» What to produce:
Wherever the word "this" appears in a line of the records, copy that line.

Excerpts from a dataset
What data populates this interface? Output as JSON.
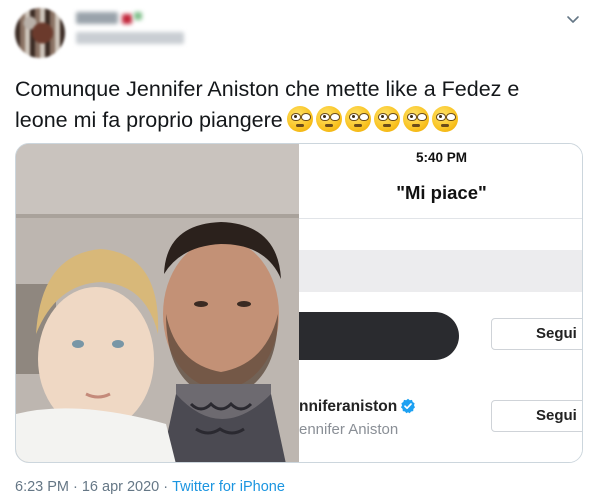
{
  "tweet": {
    "text_line1": "Comunque Jennifer Aniston che mette like a Fedez e",
    "text_line2": "leone mi fa proprio piangere",
    "emoji_name": "pleading-face",
    "emoji_count": 6
  },
  "screenshot": {
    "status_time": "5:40 PM",
    "title": "\"Mi piace\"",
    "rows": [
      {
        "follow_label": "Segui"
      },
      {
        "handle": "nniferaniston",
        "display_name": "ennifer Aniston",
        "follow_label": "Segui",
        "verified": true
      }
    ]
  },
  "footer": {
    "time": "6:23 PM",
    "separator": "·",
    "date": "16 apr 2020",
    "source": "Twitter for iPhone"
  },
  "colors": {
    "link": "#1b95e0",
    "verified": "#1da1f2",
    "meta_text": "#657786"
  }
}
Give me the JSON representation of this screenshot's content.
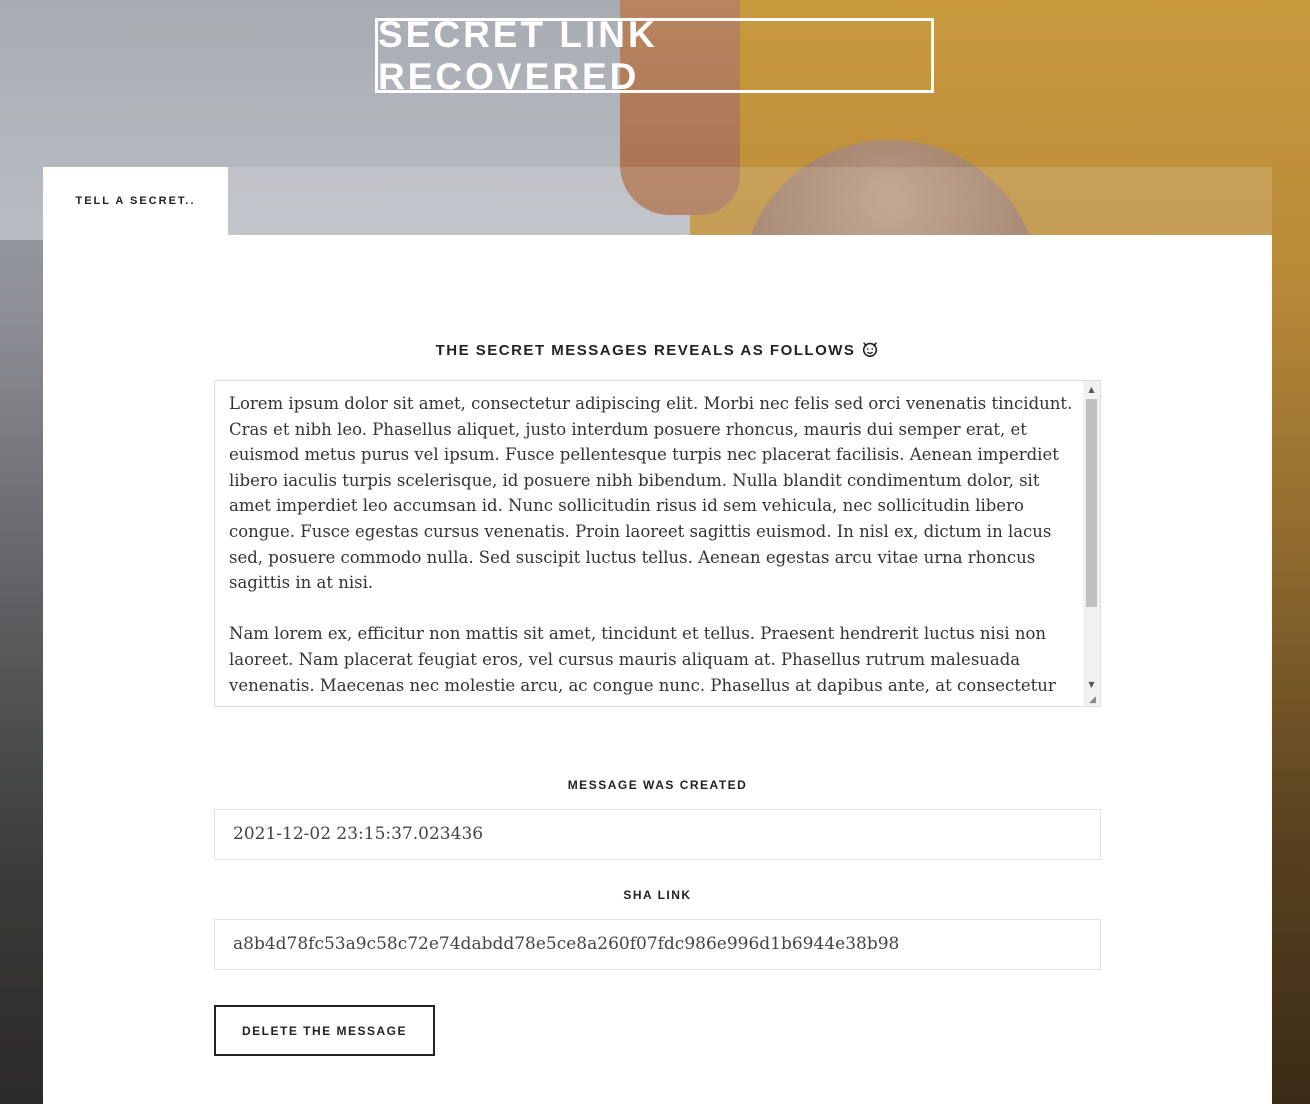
{
  "header": {
    "title": "SECRET LINK RECOVERED"
  },
  "tabs": [
    {
      "label": "TELL A SECRET.."
    }
  ],
  "main": {
    "section_title": "THE SECRET MESSAGES REVEALS AS FOLLOWS",
    "section_icon": "devil-face-icon",
    "message": "Lorem ipsum dolor sit amet, consectetur adipiscing elit. Morbi nec felis sed orci venenatis tincidunt. Cras et nibh leo. Phasellus aliquet, justo interdum posuere rhoncus, mauris dui semper erat, et euismod metus purus vel ipsum. Fusce pellentesque turpis nec placerat facilisis. Aenean imperdiet libero iaculis turpis scelerisque, id posuere nibh bibendum. Nulla blandit condimentum dolor, sit amet imperdiet leo accumsan id. Nunc sollicitudin risus id sem vehicula, nec sollicitudin libero congue. Fusce egestas cursus venenatis. Proin laoreet sagittis euismod. In nisl ex, dictum in lacus sed, posuere commodo nulla. Sed suscipit luctus tellus. Aenean egestas arcu vitae urna rhoncus sagittis in at nisi.\n\nNam lorem ex, efficitur non mattis sit amet, tincidunt et tellus. Praesent hendrerit luctus nisi non laoreet. Nam placerat feugiat eros, vel cursus mauris aliquam at. Phasellus rutrum malesuada venenatis. Maecenas nec molestie arcu, ac congue nunc. Phasellus at dapibus ante, at consectetur",
    "created_label": "MESSAGE WAS CREATED",
    "created_value": "2021-12-02 23:15:37.023436",
    "sha_label": "SHA LINK",
    "sha_value": "a8b4d78fc53a9c58c72e74dabdd78e5ce8a260f07fdc986e996d1b6944e38b98",
    "delete_label": "DELETE THE MESSAGE"
  },
  "colors": {
    "text_dark": "#222222",
    "card_bg": "#ffffff"
  }
}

» Completed exercise:
What data populates this interface? Output as JSON.
Give me the JSON representation of this screenshot's content.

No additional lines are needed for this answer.